How Science Fiction’s Ensemble Stories Humanize Space – What's new drama?

How Science Fiction’s Ensemble Stories Humanize Space

The space crew of Farscape on the bridge of Moya

These Are the Voyages…

“Ensemble crews are one of the quickest and most powerful ways to forge a found family.  A foundational example for me was Blake’s 7,” says Paul Cornell, who has written stories for the Star Trek: Year Five comic series among his many speculative fiction credits. “They haven’t been recruited, they have relative degrees of distance from the cause, they’ve been flung together.  The most important thing is that they’re all very different people.”

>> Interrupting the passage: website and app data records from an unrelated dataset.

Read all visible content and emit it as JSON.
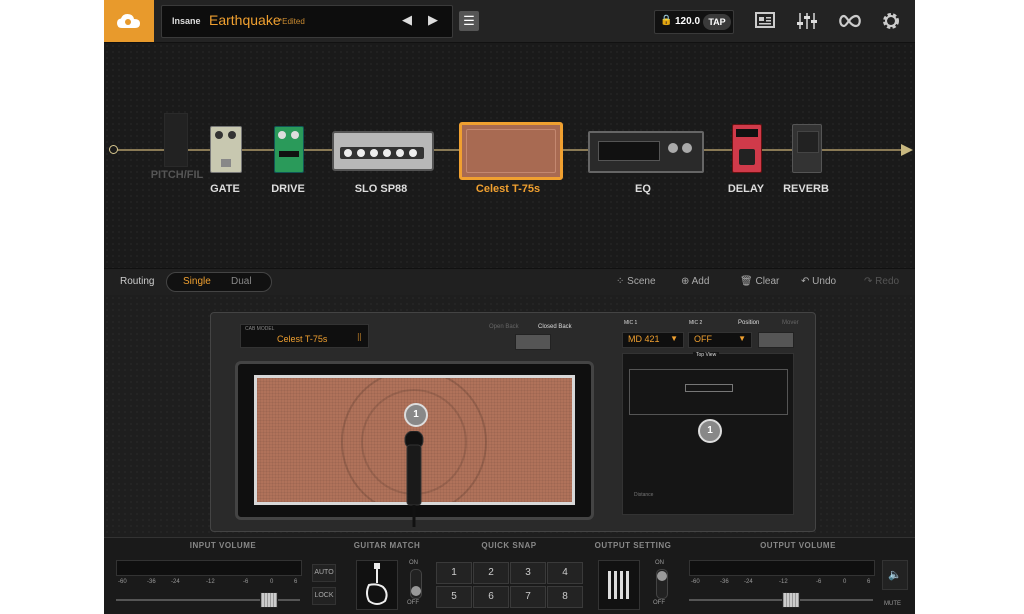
{
  "header": {
    "preset_bank": "Insane",
    "preset_name": "Earthquake",
    "preset_status": "*Edited",
    "tempo": "120.0",
    "tap_label": "TAP"
  },
  "chain": {
    "modules": [
      {
        "label": "PITCH/FIL"
      },
      {
        "label": "GATE"
      },
      {
        "label": "DRIVE"
      },
      {
        "label": "SLO SP88"
      },
      {
        "label": "Celest T-75s"
      },
      {
        "label": "EQ"
      },
      {
        "label": "DELAY"
      },
      {
        "label": "REVERB"
      }
    ]
  },
  "routing": {
    "label": "Routing",
    "single": "Single",
    "dual": "Dual",
    "scene": "Scene",
    "add": "Add",
    "clear": "Clear",
    "undo": "Undo",
    "redo": "Redo"
  },
  "cab": {
    "model_label": "CAB MODEL",
    "model_value": "Celest T-75s",
    "open_back": "Open Back",
    "closed_back": "Closed Back",
    "mic1_label": "MIC 1",
    "mic1_value": "MD 421",
    "mic2_label": "MIC 2",
    "mic2_value": "OFF",
    "position_label": "Position",
    "mover_label": "Mover",
    "top_view": "Top View",
    "distance": "Distance",
    "mic_badge": "1"
  },
  "bottom": {
    "input_volume": "INPUT VOLUME",
    "guitar_match": "GUITAR MATCH",
    "quick_snap": "QUICK SNAP",
    "output_setting": "OUTPUT SETTING",
    "output_volume": "OUTPUT VOLUME",
    "auto": "AUTO",
    "lock": "LOCK",
    "on": "ON",
    "off": "OFF",
    "mute": "MUTE",
    "meter_ticks": [
      "-60",
      "-36",
      "-24",
      "-12",
      "-6",
      "0",
      "6"
    ],
    "snap_buttons": [
      "1",
      "2",
      "3",
      "4",
      "5",
      "6",
      "7",
      "8"
    ]
  },
  "colors": {
    "accent": "#f0a030",
    "cloud_bg": "#e89a2c",
    "grill": "#b0725a"
  }
}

It’s a formula that has been repeated over and over for about as long as there has been science fiction on television—starting with the likes of Star Trek and Blake’s 7, through the boom in “planet of the week” style TV in the 90s and 00s with Farscape and Firefly, to more recent stories like Dark Matter, The Expanse, Killjoys, and the Guardians of the Galaxy films. Most recently Sky’s Intergalactic, and the Korean movie Space Sweepers have been carrying the standard, while last month saw people diving back into the world of Mass Effect with Mass Effect Legendary Edition. While Commander Sheppard is ostensibly the protagonist of the video game trilogy, few would argue that it’s anything other than the ensemble of the Normandy crew that keeps people coming back.

As science fiction author Charlie Jane Anders points out, it’s not hard to see the appeal of a family of likeable characters, kept in close quarters by the confines of their ship, and sent into stories of adventure.

“I love how fun this particular strand of space opera is, and how much warmth and humour the characters tend to have,” Anders says. “These stories have in common a kind of swashbuckling adventure spirit and a love of problem-solving and resourcefulness. And I think the ‘found family’ element is a big part of it, since these characters are always cooped up on a tiny ship together and having to rely on each other.”

Over the years the Star Wars franchise has delivered a number of mismatched spaceship crews, from various ensembles to have crewed the Millennium Falcon, to the band of rebels in Rogue One, to the crew of the Ghost in Star Wars: Rebels.

That energy was one of the inspirations for Laura Lam and Elizabeth May, the writers behind Seven Devils and its upcoming sequel, Seven Mercies. In Seven Devils, a team of very different women come together aboard a starship stolen from an oppressive, galaxy-spanning empire, clashing with each other as much as the regime they are fighting. 

“So many of these stories are what we grew up with, and they were definitely influences. The scrappy people trying to make a living or rebel against a higher power, or the slick luxury communism of Star Trek,” says Lam. “What’s great and terrible about space is how you are often stuck on a ship with people, for better or worse. That isolation can breed really interesting character conflict and deep bonds. You have to have your crew’s back, otherwise space or alien plants are too large or dangerous [to survive].”

While the “Seven” duology is very much inspired by this genre of space adventure, it also brings these stories’ underlying political themes to the surface.